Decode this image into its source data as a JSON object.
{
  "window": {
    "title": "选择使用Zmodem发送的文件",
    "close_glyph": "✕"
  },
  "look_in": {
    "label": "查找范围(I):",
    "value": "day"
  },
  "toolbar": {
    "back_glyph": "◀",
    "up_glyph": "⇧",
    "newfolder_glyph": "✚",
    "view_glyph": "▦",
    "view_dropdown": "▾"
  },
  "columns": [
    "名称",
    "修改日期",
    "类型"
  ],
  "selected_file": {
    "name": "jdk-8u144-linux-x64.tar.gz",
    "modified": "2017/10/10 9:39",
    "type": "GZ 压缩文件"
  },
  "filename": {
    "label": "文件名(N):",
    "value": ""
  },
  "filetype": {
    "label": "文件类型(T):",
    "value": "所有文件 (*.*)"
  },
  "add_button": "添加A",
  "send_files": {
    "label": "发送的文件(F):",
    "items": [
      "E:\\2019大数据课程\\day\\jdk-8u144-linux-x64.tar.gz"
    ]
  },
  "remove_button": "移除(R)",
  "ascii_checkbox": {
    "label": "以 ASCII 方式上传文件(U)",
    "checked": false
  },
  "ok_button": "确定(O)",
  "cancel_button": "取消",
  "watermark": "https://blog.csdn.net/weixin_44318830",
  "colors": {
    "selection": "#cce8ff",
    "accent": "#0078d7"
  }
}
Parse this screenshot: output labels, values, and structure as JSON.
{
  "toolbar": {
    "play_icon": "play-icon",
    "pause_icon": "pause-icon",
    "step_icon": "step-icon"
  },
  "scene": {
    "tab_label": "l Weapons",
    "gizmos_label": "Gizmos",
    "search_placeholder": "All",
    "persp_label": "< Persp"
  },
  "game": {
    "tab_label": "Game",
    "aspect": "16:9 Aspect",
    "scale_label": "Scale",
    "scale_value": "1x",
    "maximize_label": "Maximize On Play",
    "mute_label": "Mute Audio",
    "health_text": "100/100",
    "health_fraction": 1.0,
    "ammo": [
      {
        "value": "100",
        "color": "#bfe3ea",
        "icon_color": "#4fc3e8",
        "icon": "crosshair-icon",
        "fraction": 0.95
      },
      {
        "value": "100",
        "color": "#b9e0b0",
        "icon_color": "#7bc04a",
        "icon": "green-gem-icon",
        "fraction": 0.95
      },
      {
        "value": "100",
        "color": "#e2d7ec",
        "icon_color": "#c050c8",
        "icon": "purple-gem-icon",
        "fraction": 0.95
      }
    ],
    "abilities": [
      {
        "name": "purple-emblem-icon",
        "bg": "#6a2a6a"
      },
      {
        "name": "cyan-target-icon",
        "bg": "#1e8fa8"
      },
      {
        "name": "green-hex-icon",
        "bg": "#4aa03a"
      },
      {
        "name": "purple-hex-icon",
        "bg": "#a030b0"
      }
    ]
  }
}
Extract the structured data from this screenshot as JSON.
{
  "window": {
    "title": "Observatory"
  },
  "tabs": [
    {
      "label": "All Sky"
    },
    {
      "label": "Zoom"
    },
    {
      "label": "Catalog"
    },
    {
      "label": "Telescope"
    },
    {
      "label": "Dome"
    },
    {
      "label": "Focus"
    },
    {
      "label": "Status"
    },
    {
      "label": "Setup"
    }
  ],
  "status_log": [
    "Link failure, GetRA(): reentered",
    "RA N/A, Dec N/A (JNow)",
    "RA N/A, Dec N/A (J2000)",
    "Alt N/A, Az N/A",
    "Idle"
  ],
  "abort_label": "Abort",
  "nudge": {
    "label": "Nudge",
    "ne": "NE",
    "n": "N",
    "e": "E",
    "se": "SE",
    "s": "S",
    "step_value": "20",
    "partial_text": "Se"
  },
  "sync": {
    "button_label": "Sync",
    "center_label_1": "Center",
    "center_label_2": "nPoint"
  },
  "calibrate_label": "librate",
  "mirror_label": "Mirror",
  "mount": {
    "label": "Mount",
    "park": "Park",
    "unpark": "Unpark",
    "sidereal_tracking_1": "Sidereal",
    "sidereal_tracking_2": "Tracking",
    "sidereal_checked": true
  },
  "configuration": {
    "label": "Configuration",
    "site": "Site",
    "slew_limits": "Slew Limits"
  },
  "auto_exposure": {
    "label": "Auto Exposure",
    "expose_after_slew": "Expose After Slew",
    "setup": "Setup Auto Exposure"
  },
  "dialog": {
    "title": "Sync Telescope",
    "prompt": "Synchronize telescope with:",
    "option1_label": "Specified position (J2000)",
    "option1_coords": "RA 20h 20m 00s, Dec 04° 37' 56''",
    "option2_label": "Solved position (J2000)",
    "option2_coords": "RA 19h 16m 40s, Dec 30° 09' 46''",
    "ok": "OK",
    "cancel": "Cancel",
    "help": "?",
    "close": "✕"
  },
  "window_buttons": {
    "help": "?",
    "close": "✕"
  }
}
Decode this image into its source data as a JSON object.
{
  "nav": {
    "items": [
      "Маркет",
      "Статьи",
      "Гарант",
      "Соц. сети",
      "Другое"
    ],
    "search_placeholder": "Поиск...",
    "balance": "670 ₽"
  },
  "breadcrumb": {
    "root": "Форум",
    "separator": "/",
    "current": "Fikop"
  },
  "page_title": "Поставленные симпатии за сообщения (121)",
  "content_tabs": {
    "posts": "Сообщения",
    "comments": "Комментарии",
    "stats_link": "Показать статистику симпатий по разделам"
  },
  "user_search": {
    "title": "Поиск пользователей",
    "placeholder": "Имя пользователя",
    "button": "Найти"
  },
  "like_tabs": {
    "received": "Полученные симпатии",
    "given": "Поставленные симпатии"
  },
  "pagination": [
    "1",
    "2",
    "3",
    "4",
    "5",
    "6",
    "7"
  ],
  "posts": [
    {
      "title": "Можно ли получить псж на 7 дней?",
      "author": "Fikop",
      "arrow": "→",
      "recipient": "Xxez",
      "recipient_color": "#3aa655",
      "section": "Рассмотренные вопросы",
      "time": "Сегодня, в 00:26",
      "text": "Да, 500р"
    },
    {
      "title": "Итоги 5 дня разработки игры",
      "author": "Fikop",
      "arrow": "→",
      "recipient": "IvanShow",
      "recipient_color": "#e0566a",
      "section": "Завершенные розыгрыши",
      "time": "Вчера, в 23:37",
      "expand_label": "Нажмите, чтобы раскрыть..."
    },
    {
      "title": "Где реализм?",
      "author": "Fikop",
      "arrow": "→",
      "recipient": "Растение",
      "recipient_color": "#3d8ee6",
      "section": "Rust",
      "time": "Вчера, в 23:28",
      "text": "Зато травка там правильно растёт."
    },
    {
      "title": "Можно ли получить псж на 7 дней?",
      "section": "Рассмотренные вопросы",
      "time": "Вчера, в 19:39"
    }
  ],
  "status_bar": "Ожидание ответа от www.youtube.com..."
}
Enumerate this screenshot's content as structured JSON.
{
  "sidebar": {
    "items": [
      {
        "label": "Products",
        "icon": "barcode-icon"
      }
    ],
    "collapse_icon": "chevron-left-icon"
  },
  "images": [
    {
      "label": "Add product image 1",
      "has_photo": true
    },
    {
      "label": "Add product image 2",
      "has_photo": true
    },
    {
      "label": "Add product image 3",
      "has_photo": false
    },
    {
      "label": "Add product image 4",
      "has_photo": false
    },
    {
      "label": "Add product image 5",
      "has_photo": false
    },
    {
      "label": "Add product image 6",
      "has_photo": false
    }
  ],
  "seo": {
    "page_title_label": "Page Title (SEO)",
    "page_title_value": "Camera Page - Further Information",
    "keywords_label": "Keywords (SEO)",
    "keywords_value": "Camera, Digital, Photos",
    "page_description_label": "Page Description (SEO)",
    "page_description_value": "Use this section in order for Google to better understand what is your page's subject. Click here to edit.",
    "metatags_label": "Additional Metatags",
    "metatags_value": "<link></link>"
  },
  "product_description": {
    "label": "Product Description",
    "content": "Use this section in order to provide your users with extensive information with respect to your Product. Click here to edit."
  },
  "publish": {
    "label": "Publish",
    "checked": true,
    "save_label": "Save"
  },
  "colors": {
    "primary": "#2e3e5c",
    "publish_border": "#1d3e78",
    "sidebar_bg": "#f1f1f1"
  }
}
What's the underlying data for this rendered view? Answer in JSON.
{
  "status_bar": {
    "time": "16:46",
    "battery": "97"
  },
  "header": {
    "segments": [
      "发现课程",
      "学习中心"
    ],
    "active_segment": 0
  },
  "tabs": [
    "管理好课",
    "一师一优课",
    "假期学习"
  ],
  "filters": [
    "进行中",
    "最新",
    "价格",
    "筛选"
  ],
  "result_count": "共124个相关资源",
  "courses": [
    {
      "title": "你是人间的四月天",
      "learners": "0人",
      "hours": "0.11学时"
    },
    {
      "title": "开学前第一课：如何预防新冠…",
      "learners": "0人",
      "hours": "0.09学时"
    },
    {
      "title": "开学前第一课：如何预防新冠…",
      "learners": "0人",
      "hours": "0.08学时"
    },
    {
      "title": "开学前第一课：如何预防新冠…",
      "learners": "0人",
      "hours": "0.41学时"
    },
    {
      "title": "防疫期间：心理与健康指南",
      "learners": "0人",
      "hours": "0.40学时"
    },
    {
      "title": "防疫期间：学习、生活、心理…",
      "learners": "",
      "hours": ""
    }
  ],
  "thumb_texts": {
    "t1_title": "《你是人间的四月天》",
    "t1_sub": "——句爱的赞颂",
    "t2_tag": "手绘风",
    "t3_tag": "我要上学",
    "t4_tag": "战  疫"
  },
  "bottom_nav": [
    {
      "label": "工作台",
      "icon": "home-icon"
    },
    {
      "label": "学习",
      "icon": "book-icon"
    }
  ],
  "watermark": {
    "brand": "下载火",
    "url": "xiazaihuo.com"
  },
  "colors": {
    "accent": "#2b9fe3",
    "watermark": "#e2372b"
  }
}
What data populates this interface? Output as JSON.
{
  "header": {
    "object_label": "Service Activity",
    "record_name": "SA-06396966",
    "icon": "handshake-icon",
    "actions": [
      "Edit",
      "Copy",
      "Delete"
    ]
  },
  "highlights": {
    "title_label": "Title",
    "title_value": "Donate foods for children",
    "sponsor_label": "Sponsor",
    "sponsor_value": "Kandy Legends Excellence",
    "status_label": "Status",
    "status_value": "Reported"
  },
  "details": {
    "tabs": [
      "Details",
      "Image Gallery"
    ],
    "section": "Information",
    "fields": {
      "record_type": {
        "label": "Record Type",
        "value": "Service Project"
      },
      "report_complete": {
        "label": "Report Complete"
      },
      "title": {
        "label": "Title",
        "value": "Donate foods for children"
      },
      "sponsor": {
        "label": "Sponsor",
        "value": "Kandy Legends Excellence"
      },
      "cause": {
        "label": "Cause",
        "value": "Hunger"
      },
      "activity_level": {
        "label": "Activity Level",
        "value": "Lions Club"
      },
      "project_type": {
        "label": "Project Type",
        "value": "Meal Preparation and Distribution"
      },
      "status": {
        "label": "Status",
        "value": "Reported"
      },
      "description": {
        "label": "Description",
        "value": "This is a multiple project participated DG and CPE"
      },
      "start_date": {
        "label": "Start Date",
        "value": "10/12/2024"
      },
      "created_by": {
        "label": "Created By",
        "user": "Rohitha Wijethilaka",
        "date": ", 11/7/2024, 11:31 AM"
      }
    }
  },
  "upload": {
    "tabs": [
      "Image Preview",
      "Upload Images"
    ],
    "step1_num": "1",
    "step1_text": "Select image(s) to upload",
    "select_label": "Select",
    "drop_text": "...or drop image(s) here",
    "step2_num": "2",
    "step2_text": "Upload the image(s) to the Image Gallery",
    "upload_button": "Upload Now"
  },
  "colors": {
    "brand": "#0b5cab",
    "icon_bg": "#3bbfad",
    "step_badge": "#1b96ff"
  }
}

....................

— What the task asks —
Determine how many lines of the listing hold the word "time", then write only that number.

— Finished task —
5